The four buildings have nearly 900,000 square feet of space, and Lucasfilm and its related companies use the space well to promote a creative vision.
There are models and artwork and paintings from dozens of films ILM has worked on. There is barely a foot of wall space anywhere in the building, including right next to restrooms.
One of my favorite examples of this was a long hallway with model cars and trucks hanging on it.
“What are all those cars?” I asked Michelle.
“Oh, those are models of cars that were crushed in Men in Black,” she said.
Okay, I’m sure many of you work for some pretty cool companies with interesting artwork hanging on your walls. Any of you working for a company that has 20 smashed cars hanging on its walls?
Everywhere you turn there are moments of recognition. Oh, there’s a model for Davy Jones from Pirates of the Caribbean. Oh, there’s a schematic of how Kenny Baker would fit inside R2D2. Oh, and there’s R2D2 itself! There’s a model for a slimer from Ghostbusters. There’s a model for the melting mummy from The Mummy. There’s “one of the Yodas”—a Yoda model used in Star Wars. And that blue arm over there? It’s identified merely as “Alien Arm.” Always good to have a random Alien Arm sitting around, just in case.
It all gets a bit dizzying, to be honest.
Here are my three favorite items in this remarkable building.
First was a set of two characters frozen in carbonite. The first is Han Solo. This full-scale model has Harrison Ford’s head, but the hands and feet are from model makers at ILM.
Next to it is a laugh-out-loud life-sized model of Jar Jar Binks in carbonite. Jar Jar Binks is unquestionably one of the most disliked characters Lucas ever created. Two fans created the model in Kentucky and drove it out to California to give it to Lucas. Lucas found the item charming enough to keep and placed next to the Han Solo model, thereby proving he is a good sport about these things.

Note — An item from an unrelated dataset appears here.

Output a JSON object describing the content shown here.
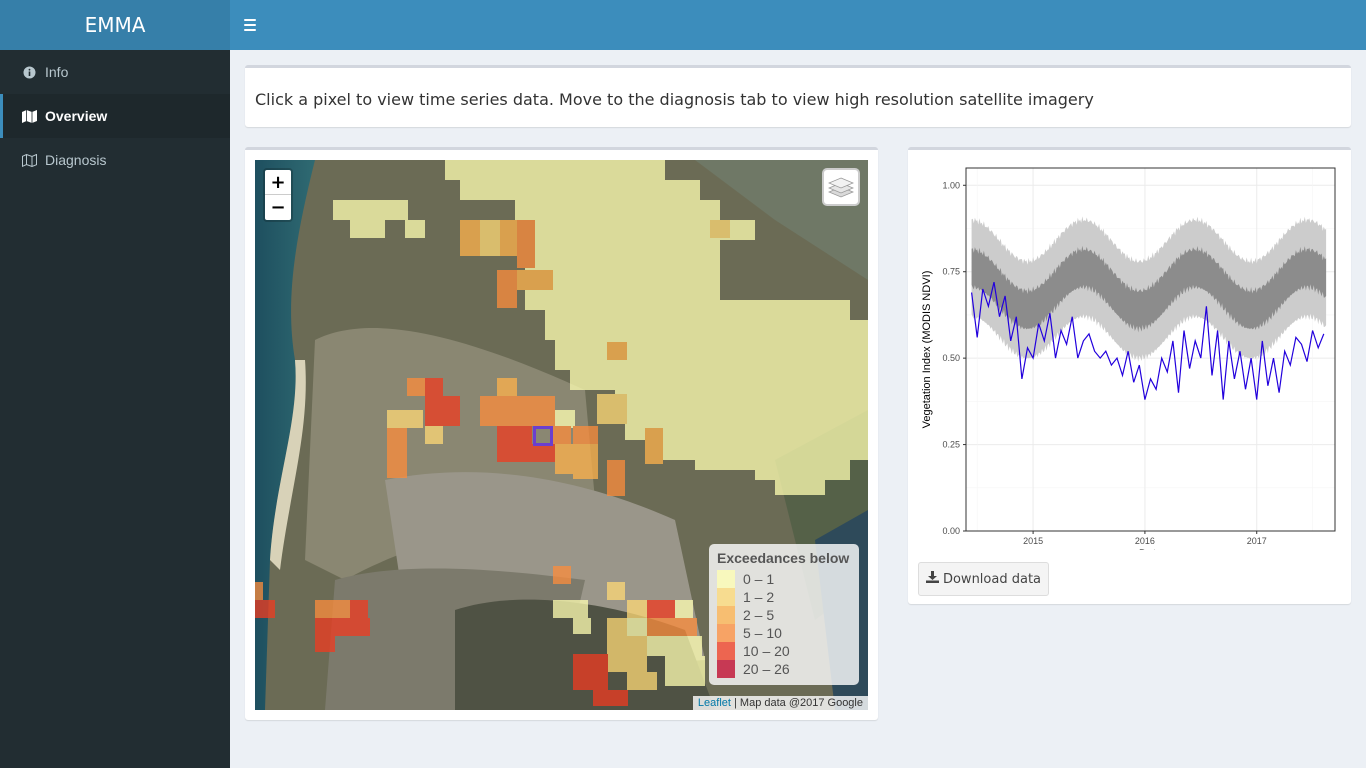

For me, however, the item that took my breath away was a very simple one—Elliot’s bicycle with the milk carton basket that holds E.T. from E.T. The Extra-Terrestrial (1982),, simply hanging in one of the open stairways. Everyone I have told about seeing this has had the exact same reaction: ‘Oh, wow. That makes me want to watch that movie again.’
The most stunning feature of the facility, however, may be its views. The Presidio is at the top of the San Francisco peninsula. From the dining hall, there are sweeping views of the San Francisco Bay, including views of the Golden Gate Bridge and the Marin Headlands in the distance, Alcatraz and the cities of the East Bay, as well as a breathtaking view of the Russian Hill neighborhood of San Francisco itself.
Well, that was fun, I thought to myself as I waited for my bus ride back to the Embarcadero to catch my BART ride home. I should probably figure out some way of getting a job in that building. Small problem: I have no experience as a digital film artist, nor do I have any discernible talent in that area either. I asked, but it turns out they don’t need an extremely powerful and highly important blogger on their staff either. I did get lunch, however. So I have that going for me.
David Raether is a veteran TV writer and essayist. He worked for 12 years as a television sitcom writer/producer, including a 111-episode run on the ground-breaking ABC comedy “Roseanne.” His essays have been published by Salon.com, The Times of London, and Longforms.org, and have been lauded by The Atlantic Magazine and the BBC World Service. His memoir, Homeless: A Picaresque Memoir from Our Times, is awaiting publication.